**What needs to be done:** Establish the number of lines below that contain the string "prior". State that number alone.

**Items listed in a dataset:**
=-=-=
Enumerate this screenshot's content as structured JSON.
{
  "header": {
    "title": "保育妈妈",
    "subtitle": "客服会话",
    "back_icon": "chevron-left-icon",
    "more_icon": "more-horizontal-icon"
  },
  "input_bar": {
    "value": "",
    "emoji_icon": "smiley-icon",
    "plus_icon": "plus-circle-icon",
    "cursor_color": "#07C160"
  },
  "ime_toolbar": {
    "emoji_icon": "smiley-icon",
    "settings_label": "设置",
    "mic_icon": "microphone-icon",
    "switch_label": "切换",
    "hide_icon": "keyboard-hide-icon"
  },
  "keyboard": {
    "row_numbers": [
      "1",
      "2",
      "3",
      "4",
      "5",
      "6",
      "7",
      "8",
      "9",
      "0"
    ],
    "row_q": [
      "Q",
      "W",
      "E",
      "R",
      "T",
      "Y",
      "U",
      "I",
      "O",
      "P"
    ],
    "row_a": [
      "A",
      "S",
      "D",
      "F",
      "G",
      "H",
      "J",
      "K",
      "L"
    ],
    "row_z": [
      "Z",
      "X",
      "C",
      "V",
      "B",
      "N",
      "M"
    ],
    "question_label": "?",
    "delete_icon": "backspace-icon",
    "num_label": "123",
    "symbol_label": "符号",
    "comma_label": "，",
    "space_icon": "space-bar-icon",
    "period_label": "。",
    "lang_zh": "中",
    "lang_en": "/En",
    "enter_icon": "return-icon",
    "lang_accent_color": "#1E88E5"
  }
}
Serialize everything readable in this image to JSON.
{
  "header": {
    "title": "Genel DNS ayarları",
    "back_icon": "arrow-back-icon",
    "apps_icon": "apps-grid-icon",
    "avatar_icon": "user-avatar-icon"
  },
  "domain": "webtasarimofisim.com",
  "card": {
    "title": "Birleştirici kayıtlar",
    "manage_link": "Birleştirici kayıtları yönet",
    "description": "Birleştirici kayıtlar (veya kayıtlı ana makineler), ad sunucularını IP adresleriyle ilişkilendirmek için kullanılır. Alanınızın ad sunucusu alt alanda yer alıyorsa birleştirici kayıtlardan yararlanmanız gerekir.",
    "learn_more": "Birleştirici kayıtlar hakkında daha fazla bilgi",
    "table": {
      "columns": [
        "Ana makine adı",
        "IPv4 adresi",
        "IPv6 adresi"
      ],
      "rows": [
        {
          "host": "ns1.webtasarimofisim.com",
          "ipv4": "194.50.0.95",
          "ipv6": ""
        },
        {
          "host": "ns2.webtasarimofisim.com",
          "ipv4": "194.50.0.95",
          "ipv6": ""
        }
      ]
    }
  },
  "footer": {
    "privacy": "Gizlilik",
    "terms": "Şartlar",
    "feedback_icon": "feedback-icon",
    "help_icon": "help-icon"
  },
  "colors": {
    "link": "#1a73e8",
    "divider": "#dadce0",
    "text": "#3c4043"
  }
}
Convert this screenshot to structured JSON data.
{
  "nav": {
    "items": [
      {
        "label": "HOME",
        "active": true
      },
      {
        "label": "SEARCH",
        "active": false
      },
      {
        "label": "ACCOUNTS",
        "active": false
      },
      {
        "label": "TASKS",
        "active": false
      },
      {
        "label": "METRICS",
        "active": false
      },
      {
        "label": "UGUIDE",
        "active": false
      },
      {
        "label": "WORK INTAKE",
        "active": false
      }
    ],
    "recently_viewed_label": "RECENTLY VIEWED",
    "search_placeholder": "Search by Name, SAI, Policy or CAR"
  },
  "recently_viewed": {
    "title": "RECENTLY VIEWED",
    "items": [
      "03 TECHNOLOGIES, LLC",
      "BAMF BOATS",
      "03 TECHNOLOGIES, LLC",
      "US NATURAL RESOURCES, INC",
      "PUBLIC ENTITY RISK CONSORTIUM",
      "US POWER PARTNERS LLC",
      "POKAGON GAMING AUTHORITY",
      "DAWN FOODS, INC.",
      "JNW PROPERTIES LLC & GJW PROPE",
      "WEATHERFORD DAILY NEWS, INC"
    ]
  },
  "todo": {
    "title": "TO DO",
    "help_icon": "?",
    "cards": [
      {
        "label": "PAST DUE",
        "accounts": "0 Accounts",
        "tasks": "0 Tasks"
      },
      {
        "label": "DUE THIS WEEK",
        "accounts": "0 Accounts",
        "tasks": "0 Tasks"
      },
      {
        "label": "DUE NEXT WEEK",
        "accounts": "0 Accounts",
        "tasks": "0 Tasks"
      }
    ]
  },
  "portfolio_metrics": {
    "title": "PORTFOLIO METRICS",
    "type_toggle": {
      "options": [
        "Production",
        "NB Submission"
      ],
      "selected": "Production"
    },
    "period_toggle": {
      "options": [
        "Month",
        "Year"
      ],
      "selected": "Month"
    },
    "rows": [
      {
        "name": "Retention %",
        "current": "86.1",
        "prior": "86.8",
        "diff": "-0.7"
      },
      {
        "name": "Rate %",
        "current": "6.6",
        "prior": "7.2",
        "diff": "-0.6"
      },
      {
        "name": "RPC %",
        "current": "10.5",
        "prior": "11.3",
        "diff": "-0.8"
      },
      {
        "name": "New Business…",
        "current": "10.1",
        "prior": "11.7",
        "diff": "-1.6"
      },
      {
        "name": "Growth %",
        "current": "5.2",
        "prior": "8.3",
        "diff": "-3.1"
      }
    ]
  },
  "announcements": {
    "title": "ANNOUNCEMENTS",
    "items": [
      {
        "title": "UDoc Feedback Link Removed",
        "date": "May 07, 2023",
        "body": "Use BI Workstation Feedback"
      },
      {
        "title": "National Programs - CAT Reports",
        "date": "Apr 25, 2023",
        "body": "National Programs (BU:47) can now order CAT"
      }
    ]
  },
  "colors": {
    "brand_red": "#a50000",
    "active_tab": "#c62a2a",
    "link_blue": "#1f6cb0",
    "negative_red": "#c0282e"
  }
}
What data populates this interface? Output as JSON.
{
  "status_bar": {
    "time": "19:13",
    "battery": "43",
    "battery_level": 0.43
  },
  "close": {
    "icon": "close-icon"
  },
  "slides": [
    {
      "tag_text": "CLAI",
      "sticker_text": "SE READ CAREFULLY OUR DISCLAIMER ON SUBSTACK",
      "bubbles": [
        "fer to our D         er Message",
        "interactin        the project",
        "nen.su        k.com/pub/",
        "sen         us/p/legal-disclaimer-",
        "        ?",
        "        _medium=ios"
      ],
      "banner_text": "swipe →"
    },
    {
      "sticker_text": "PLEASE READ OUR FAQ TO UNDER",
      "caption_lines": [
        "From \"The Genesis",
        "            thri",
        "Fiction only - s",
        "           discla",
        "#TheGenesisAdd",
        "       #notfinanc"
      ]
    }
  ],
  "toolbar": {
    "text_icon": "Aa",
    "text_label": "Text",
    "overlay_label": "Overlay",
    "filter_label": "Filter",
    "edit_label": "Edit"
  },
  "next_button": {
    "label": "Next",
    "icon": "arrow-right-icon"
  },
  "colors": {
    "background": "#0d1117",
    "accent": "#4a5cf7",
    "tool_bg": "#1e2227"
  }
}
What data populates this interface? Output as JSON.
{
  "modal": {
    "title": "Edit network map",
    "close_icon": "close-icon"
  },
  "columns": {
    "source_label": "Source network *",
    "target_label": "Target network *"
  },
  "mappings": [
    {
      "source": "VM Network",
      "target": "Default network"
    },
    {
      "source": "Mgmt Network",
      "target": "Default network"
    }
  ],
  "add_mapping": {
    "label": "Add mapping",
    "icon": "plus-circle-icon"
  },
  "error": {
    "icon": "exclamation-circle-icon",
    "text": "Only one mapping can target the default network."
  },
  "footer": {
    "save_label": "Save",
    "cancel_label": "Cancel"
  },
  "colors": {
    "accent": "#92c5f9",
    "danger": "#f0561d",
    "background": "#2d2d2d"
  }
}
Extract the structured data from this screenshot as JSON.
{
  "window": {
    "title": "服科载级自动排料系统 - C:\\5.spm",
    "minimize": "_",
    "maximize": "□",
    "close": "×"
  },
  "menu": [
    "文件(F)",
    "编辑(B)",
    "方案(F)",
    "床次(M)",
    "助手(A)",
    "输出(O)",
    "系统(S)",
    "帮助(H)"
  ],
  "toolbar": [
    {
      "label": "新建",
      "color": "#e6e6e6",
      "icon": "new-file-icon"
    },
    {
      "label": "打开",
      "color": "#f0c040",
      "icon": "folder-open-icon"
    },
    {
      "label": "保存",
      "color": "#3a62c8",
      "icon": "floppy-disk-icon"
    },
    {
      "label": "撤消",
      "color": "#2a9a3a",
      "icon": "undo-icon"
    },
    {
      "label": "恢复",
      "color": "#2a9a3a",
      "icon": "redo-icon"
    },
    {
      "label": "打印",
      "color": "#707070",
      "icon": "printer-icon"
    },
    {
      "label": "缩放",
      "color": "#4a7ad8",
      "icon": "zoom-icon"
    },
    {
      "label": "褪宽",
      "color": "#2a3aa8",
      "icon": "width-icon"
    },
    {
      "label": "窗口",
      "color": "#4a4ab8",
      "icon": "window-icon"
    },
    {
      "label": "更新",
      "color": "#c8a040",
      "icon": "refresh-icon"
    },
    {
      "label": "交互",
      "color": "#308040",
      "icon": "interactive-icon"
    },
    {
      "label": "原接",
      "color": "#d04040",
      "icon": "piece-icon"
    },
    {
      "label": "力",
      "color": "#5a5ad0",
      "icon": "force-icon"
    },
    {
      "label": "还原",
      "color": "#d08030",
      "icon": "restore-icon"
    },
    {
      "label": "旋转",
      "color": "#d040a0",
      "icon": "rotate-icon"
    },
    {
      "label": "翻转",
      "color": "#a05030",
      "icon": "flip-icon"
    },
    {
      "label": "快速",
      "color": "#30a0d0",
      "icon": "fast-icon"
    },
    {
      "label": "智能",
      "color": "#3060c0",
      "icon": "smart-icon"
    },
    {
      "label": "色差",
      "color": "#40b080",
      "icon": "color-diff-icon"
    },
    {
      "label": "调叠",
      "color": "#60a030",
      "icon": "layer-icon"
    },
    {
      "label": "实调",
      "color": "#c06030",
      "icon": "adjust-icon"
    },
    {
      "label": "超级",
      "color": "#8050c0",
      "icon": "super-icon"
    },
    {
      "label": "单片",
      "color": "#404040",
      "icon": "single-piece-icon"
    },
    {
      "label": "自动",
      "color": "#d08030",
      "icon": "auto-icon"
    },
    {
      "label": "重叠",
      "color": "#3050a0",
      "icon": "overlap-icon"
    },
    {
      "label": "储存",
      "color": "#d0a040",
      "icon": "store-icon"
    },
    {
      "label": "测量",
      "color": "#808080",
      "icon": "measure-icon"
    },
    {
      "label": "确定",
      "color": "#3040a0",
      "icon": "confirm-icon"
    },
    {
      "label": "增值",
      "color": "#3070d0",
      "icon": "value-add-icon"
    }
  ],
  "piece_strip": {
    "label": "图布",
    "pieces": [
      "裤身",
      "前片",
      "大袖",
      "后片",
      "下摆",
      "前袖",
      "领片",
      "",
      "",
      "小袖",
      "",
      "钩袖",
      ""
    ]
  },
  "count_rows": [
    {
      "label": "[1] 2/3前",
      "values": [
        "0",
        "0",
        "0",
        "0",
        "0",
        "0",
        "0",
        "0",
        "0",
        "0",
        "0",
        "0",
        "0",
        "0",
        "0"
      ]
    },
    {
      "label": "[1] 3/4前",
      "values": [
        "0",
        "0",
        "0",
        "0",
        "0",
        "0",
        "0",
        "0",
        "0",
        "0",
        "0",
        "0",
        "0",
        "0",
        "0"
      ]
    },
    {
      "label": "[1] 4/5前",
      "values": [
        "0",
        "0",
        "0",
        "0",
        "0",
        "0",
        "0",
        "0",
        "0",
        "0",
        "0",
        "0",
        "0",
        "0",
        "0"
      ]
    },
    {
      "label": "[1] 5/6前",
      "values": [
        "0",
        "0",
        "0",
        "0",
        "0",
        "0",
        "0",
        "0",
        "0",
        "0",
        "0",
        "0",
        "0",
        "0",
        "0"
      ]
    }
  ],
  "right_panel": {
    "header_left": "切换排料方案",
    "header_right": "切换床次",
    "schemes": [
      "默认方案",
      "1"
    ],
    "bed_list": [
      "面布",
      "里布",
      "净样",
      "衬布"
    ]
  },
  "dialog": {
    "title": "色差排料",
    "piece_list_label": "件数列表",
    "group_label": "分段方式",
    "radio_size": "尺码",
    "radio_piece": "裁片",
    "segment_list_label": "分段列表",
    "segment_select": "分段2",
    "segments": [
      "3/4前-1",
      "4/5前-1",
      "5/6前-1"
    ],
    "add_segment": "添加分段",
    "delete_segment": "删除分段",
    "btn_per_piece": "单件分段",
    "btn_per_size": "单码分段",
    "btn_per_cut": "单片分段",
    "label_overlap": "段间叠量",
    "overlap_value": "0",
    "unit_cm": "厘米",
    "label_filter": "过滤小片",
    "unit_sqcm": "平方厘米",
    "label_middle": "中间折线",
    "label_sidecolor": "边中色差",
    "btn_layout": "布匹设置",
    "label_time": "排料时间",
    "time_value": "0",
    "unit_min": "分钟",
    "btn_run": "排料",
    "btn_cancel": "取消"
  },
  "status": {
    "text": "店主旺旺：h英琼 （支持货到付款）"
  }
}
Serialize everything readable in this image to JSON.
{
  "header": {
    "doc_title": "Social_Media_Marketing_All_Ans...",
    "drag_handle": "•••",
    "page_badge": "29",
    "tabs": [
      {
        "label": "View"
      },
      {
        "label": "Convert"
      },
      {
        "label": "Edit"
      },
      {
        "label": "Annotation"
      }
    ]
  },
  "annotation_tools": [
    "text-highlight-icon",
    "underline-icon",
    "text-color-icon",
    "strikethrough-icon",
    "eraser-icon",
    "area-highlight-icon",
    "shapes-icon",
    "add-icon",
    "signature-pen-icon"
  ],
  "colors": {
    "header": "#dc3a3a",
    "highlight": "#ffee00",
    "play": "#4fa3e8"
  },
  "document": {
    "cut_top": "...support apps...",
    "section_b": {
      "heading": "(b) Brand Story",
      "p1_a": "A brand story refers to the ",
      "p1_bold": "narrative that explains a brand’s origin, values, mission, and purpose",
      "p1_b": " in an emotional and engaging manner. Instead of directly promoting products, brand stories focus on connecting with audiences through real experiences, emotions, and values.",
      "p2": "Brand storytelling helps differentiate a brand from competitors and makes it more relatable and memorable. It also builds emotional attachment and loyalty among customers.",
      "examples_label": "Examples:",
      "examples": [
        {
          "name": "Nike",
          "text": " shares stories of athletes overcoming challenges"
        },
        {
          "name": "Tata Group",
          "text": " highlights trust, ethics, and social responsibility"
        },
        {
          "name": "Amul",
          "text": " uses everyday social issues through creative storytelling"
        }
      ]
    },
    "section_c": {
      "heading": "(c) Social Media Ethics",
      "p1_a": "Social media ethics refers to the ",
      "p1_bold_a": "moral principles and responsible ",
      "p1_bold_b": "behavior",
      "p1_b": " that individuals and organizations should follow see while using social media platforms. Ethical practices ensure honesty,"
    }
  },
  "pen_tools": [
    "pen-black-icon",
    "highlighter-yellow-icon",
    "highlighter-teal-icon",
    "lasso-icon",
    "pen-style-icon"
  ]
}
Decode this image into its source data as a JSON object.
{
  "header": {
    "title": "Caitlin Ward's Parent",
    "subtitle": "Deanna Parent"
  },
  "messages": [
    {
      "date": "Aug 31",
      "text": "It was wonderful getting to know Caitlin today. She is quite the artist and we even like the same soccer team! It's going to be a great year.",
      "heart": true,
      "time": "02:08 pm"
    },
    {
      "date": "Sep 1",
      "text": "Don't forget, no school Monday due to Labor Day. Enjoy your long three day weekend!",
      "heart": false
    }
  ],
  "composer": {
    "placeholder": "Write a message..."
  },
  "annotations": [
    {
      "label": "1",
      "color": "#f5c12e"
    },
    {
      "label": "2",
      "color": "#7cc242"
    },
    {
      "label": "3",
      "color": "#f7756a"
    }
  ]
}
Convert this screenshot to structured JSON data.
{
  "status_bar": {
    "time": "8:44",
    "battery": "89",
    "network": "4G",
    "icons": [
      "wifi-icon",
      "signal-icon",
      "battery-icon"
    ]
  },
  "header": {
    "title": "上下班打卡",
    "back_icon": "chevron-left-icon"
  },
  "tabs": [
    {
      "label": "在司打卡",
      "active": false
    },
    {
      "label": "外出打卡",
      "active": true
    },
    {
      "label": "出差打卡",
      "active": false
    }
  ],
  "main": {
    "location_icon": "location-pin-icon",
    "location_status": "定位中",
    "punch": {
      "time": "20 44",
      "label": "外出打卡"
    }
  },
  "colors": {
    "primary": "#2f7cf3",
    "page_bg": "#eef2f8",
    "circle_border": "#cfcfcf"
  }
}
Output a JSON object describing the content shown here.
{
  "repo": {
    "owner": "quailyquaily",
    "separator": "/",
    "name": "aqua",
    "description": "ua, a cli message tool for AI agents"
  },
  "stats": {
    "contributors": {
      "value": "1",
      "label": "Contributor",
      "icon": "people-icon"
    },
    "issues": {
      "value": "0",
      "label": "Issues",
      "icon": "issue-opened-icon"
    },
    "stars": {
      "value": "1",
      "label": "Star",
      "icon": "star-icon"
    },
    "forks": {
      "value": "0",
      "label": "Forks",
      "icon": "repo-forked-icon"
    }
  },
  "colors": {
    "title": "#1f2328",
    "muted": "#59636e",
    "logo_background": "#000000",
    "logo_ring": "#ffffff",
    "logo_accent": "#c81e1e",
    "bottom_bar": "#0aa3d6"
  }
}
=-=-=
**Response to this exercise:** 5